### TASK OBJECTIVE
Each line holding the word "data" must appear in the answer, copied from the entries.

### Collection entries
= Beginning of Section =

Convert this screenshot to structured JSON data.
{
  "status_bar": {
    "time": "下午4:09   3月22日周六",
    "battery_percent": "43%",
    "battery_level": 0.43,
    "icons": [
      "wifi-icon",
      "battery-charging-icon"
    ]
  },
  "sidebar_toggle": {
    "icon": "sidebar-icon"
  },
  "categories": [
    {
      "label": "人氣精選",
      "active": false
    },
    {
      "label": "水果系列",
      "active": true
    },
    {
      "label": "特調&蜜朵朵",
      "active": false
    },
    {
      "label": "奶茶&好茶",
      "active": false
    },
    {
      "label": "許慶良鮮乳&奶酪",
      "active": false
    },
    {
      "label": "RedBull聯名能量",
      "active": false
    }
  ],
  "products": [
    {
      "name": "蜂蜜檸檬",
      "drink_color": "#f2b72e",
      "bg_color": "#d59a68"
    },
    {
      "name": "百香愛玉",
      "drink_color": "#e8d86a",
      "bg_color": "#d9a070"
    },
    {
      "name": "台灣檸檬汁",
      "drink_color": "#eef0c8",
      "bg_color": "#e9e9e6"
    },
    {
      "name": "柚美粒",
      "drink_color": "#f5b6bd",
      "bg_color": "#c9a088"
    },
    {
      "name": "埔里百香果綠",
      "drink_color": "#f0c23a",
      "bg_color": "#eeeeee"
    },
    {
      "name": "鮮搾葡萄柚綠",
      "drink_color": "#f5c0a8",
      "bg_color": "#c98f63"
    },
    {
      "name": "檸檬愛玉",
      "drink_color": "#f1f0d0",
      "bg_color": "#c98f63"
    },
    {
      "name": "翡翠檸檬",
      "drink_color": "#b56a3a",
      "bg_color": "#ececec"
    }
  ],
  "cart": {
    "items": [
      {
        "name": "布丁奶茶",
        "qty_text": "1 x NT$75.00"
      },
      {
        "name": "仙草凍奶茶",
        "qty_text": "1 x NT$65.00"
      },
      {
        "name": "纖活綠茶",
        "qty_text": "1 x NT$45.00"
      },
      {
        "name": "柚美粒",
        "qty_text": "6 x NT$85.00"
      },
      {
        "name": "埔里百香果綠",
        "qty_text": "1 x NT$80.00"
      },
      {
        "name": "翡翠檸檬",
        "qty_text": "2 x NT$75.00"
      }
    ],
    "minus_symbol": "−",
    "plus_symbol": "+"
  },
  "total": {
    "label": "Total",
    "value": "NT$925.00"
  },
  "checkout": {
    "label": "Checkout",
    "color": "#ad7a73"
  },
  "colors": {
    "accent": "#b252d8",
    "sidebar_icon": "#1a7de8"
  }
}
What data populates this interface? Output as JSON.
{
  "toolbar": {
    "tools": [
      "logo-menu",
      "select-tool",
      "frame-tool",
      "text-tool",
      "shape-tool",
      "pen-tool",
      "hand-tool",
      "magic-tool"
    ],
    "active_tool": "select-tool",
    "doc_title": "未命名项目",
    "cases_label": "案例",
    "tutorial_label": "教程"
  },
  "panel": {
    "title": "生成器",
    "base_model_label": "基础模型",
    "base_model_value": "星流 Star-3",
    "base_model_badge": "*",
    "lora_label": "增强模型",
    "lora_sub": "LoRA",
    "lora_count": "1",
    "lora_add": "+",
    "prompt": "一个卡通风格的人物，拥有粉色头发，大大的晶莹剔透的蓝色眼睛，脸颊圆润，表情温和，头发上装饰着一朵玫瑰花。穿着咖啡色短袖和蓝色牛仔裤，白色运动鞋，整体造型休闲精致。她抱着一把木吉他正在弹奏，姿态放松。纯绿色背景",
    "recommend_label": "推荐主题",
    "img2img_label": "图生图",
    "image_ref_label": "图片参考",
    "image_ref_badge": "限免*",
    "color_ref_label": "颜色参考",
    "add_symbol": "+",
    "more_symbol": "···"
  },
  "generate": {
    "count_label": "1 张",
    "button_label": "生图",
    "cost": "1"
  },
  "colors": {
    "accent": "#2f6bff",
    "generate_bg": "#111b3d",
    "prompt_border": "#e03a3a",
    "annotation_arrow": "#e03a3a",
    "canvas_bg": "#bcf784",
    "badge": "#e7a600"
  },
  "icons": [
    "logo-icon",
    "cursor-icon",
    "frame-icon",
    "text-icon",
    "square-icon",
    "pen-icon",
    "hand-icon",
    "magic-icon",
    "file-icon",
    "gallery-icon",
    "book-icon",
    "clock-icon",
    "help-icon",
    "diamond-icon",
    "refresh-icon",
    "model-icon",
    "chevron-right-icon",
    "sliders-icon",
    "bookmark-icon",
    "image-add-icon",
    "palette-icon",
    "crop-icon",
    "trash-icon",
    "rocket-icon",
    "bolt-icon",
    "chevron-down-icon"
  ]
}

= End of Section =

### EXERCISE OUTPUT
Convert this screenshot to structured JSON data.
What data populates this interface? Output as JSON.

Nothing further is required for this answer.